BEGIN Record extracts

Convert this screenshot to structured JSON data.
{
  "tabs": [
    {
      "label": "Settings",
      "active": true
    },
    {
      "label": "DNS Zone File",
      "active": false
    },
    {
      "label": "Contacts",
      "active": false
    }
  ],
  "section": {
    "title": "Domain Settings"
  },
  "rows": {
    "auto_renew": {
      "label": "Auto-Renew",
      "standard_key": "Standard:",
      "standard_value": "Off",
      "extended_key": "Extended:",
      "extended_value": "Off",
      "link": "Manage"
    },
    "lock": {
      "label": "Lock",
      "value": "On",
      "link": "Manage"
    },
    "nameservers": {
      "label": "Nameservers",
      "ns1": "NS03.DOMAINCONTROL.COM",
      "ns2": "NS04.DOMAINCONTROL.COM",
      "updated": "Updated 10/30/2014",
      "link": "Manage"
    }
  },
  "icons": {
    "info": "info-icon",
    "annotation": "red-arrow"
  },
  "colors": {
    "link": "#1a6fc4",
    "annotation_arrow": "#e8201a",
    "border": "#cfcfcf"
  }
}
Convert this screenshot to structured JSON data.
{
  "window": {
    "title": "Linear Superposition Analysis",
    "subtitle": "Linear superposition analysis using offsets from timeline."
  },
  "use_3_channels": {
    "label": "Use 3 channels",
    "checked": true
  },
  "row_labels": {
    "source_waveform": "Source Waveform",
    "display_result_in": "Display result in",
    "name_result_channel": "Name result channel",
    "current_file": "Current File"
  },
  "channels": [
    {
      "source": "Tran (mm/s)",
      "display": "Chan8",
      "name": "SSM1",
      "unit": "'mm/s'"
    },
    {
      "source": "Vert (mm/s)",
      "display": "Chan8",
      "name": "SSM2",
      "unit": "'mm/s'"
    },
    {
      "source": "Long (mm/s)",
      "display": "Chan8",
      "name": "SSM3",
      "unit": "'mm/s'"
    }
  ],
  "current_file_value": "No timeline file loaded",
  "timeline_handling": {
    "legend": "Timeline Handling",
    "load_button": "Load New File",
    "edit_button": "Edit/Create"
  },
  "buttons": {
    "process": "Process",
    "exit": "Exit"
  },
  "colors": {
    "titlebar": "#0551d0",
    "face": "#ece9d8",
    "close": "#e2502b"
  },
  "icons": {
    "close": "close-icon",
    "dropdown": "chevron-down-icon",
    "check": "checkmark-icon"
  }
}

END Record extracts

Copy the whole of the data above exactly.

Convert this screenshot to structured JSON data.
{
  "tabs": [
    {
      "label": "Settings",
      "active": true
    },
    {
      "label": "DNS Zone File",
      "active": false
    },
    {
      "label": "Contacts",
      "active": false
    }
  ],
  "section": {
    "title": "Domain Settings"
  },
  "rows": {
    "auto_renew": {
      "label": "Auto-Renew",
      "standard_key": "Standard:",
      "standard_value": "Off",
      "extended_key": "Extended:",
      "extended_value": "Off",
      "link": "Manage"
    },
    "lock": {
      "label": "Lock",
      "value": "On",
      "link": "Manage"
    },
    "nameservers": {
      "label": "Nameservers",
      "ns1": "NS03.DOMAINCONTROL.COM",
      "ns2": "NS04.DOMAINCONTROL.COM",
      "updated": "Updated 10/30/2014",
      "link": "Manage"
    }
  },
  "icons": {
    "info": "info-icon",
    "annotation": "red-arrow"
  },
  "colors": {
    "link": "#1a6fc4",
    "annotation_arrow": "#e8201a",
    "border": "#cfcfcf"
  }
}
Convert this screenshot to structured JSON data.
{
  "window": {
    "title": "Linear Superposition Analysis",
    "subtitle": "Linear superposition analysis using offsets from timeline."
  },
  "use_3_channels": {
    "label": "Use 3 channels",
    "checked": true
  },
  "row_labels": {
    "source_waveform": "Source Waveform",
    "display_result_in": "Display result in",
    "name_result_channel": "Name result channel",
    "current_file": "Current File"
  },
  "channels": [
    {
      "source": "Tran (mm/s)",
      "display": "Chan8",
      "name": "SSM1",
      "unit": "'mm/s'"
    },
    {
      "source": "Vert (mm/s)",
      "display": "Chan8",
      "name": "SSM2",
      "unit": "'mm/s'"
    },
    {
      "source": "Long (mm/s)",
      "display": "Chan8",
      "name": "SSM3",
      "unit": "'mm/s'"
    }
  ],
  "current_file_value": "No timeline file loaded",
  "timeline_handling": {
    "legend": "Timeline Handling",
    "load_button": "Load New File",
    "edit_button": "Edit/Create"
  },
  "buttons": {
    "process": "Process",
    "exit": "Exit"
  },
  "colors": {
    "titlebar": "#0551d0",
    "face": "#ece9d8",
    "close": "#e2502b"
  },
  "icons": {
    "close": "close-icon",
    "dropdown": "chevron-down-icon",
    "check": "checkmark-icon"
  }
}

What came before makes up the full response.